### Data section
————

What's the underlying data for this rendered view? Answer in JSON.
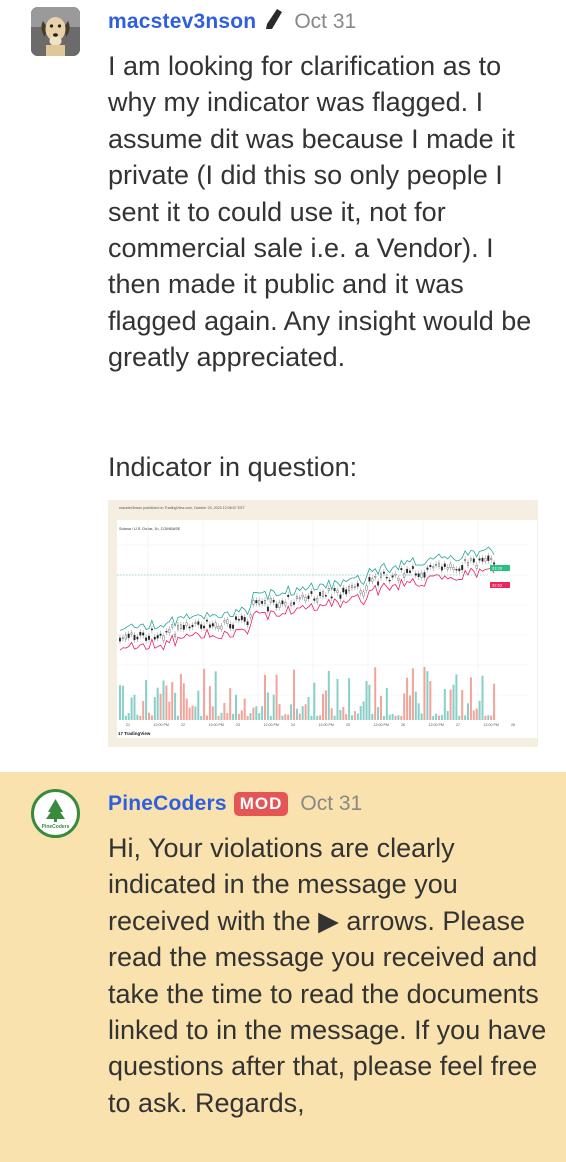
{
  "posts": [
    {
      "author": "macstev3nson",
      "date": "Oct 31",
      "paragraph1": "I am looking for clarification as to why my indicator was flagged. I assume dit was because I made it private (I did this so only people I sent it to could use it, not for commercial sale i.e. a Vendor). I then made it public and it was flagged again. Any insight would be greatly appreciated.",
      "paragraph2": "Indicator in question:",
      "image": {
        "header_line": "macstev3nson published on TradingView.com, October 23, 2023 12:08:57 EST",
        "symbol_line": "Solana / U.S. Dollar, 1h, COINBASE",
        "price_tag_top": "33.28",
        "price_tag_bottom": "32.63",
        "brand": "TradingView",
        "x_ticks": [
          "21",
          "12:00 PM",
          "22",
          "12:00 PM",
          "23",
          "12:00 PM",
          "24",
          "12:00 PM",
          "25",
          "12:00 PM",
          "26",
          "12:00 PM",
          "27",
          "12:00 PM",
          "28"
        ]
      }
    },
    {
      "author": "PineCoders",
      "badge": "MOD",
      "date": "Oct 31",
      "logo_text": "PineCoders",
      "paragraph1_a": "Hi, Your violations are clearly indicated in the message you received with the",
      "arrow_glyph": "▶",
      "paragraph1_b": "arrows. Please read the message you received and take the time to read the documents linked to in the message. If you have questions after that, please feel free to ask. Regards,"
    }
  ],
  "colors": {
    "username": "#2f5fde",
    "mod_badge": "#e45656",
    "mod_post_bg": "#f9e2ae",
    "pinecoders_green": "#3a8a3e"
  }
}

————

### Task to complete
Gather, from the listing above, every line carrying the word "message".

### Exercise output
      "paragraph1_a": "Hi, Your violations are clearly indicated in the message you received with the",
      "paragraph1_b": "arrows. Please read the message you received and take the time to read the documents linked to in the message. If you have questions after that, please feel free to ask. Regards,"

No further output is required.